With first reported human-to-animal COVID-19 transmission in U.S., here’s what you need to know
Posted at 6:46 PM, Apr 05, 2020
and last updated 2020-04-05 20:53:45-04

The United States Department of Agriculture’s (USDA) National Veterinary Services Laboratories has confirmed SARS-CoV-2, the virus that causes COVID-19 in humans, in a tiger at the Bronx Zoo in New York, marking the first instance of an animal in America being infected with COVID-19.

The Centers for Disease Control and Prevention has stated for weeks that while it had no reason at the time to think that any animals, including pets, might be a source of infection with the coronavirus that causes COVID-19, it was still learning about the virus.

“You should restrict contact with pets and other animals while you are sick with COVID-19, just like you would around other people. Although there have not been reports of pets or other animals becoming sick with COVID-19, it is still recommended that people sick with COVID-19 limit contact with animals until more information is known about the new coronavirus,” the CDC advised on its website.

The case of the tiger contracting COVID-19 at the Bronx Zoo is the first of its kind, according to the USDA.

“This case suggests that a zoo employee spread the virus to the tiger. Further studies are needed to understand if and how different animals could be affected by COVID-19. State animal and public health officials will continue to work closely with USDA and CDC to monitor this situation and will conduct additional testing if it is warranted,” the USDA said.

When the CDC reported that it had no reason to believe people could transmit COVID-19 to their pets and other animals, it’s because they had not documented any cases in this country. No case had been reported in the United States of an animal contracting COVID-19 from a human, although the CDC said it was aware of a small number of pets outside of the country that had been reported to be infected with the virus that causes COVID-19 after close contact with people with COVID-19.

The USDA and CDC are not recommending routine testing of animals for COVID-19 at this time, as the situation is still evolving, but there are things you should know moving forward through the pandemic.

What to do if you think your pet or animal may have COVID-19

Tell the veterinarian before going to the facility if your animal was exposed to a person with COVID-19, and if your animal is showing any signs of respiratory illness.

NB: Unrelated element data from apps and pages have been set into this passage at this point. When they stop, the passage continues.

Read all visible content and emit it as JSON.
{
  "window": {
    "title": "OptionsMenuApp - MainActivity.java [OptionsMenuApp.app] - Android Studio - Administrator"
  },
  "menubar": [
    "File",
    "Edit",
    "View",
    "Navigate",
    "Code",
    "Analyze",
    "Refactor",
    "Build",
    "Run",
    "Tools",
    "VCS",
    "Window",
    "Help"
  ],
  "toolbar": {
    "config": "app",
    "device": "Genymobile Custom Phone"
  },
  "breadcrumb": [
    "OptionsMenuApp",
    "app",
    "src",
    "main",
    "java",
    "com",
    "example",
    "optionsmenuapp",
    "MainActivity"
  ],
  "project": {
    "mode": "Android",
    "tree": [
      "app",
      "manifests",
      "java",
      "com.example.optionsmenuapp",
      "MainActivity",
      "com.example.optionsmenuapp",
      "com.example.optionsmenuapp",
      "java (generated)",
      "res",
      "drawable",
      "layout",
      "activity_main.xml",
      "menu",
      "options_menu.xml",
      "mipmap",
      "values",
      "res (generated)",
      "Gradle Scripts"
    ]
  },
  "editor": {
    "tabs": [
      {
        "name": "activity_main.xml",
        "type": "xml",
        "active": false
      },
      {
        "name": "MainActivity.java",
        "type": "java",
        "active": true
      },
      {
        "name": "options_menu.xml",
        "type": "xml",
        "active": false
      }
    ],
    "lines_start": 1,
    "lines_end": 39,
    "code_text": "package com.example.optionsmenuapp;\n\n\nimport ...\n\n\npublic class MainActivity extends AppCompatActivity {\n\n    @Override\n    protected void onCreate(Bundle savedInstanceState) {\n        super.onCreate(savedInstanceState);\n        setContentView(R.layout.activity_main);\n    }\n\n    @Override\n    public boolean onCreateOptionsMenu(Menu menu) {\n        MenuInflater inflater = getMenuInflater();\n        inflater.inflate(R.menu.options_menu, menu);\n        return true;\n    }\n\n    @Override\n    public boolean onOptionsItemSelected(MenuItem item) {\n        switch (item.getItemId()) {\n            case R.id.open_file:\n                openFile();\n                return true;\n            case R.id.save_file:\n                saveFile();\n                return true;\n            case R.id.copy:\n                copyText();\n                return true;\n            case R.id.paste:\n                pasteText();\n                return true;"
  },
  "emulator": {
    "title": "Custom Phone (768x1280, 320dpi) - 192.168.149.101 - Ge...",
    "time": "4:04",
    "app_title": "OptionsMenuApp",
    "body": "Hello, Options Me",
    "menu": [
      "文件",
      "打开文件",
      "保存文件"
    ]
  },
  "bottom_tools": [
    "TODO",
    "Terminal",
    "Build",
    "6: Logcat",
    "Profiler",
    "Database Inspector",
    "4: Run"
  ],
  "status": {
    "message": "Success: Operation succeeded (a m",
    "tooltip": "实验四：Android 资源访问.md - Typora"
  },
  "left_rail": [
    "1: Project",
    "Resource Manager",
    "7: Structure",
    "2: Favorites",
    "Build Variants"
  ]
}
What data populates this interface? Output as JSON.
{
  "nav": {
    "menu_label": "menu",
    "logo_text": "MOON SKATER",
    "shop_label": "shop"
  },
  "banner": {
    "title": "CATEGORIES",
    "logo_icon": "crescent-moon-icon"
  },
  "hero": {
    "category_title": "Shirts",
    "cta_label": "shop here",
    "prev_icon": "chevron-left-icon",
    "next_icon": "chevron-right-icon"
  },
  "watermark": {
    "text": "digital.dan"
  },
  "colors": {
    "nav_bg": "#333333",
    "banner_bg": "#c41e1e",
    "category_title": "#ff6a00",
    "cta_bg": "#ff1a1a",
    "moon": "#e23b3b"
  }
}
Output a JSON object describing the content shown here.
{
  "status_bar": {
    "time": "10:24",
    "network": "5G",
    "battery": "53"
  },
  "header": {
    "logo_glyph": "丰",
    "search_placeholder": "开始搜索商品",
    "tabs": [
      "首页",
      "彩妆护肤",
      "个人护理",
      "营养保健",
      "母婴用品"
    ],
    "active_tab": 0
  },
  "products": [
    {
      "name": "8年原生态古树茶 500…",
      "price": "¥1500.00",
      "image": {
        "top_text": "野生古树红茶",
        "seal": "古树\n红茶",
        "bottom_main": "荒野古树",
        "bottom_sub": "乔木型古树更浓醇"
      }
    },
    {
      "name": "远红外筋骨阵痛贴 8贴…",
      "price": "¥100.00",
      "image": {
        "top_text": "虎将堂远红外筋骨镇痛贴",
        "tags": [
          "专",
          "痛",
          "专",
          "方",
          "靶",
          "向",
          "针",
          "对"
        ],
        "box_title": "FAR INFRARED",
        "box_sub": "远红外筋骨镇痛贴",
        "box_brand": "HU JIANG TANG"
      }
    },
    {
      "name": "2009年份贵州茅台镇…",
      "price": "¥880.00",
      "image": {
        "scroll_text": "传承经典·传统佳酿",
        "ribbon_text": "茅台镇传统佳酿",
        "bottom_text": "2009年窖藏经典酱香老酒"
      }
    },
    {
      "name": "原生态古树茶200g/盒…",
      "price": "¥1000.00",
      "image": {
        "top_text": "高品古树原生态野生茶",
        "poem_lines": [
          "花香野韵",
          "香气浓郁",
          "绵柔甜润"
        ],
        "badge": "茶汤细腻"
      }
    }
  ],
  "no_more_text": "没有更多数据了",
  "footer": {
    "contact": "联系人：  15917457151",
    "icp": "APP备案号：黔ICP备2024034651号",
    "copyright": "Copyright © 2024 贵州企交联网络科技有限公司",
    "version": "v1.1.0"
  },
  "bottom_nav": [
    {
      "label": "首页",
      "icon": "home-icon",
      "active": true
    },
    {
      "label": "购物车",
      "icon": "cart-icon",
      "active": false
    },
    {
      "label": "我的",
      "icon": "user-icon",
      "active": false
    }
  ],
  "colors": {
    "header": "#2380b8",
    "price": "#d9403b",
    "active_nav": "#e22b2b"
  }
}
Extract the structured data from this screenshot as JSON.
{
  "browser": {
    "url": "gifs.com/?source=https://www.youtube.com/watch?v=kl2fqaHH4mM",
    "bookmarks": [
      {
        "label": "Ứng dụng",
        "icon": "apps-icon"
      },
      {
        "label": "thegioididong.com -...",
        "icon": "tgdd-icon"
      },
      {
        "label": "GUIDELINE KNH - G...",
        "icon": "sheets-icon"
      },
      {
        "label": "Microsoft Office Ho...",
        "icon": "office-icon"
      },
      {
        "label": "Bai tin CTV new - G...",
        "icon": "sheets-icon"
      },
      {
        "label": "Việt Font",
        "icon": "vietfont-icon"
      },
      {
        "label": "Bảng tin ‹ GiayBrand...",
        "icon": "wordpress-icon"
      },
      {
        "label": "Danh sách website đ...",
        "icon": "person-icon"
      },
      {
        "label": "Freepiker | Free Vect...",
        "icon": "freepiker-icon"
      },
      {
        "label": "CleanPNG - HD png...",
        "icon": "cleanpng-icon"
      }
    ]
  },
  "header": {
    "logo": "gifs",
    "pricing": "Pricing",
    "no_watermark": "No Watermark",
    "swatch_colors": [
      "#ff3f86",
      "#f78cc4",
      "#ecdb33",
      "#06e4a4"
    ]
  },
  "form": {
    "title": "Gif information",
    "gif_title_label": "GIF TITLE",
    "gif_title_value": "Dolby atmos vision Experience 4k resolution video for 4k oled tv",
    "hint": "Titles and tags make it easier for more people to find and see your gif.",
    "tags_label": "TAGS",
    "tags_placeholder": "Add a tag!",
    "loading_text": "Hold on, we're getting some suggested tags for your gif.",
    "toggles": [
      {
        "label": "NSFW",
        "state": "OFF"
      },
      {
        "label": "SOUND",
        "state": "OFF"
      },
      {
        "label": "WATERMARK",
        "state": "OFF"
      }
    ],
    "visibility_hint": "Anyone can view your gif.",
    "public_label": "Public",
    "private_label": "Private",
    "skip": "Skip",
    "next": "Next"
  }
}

Veterinarians who believe an animal should be tested will then contact state officials, who will work with public and animal health authorities to decide if testing and samples are needed, according to the USDA.

How to handle animals if you’re sick

Testing for COVID-19 is limited, so many people may not know if they have the virus or not. If you are unsure, you should still take caution by washing and sanitizing your hands before interacting with your pet or animal. Limit the amount of contact with your pet or animal if you are symptomatic or believe you may have had direct contact with the virus, the USDA said.

If you see SARS-CoV-2 listed as the disease

The scientific name of the new strain of coronavirus is SARS-CoV-2. In people, the disease caused by the virus is referred to as COVID-19, but when referring to the virus itself in the context of animal health, the USDA said it will refer to it as SARS-CoV-2.

Should I have pets and animals right now?

There is absolutely no reason to get rid of your pets and animals because of COVID-19 concerns. The case of the tiger at the Bronx Zoo is the first of its kind and any transmission and is rare, according to the CDC. Don’t panic, just be cautious. Treat your animals like you would people—keep them safe while keeping yourself safe when illness is present. Any affection you may miss with your pet while you’re sick can be given to them tenfold once you’re healthy.

To learn more click here.

This article was written by Camryn Justice for WEWS .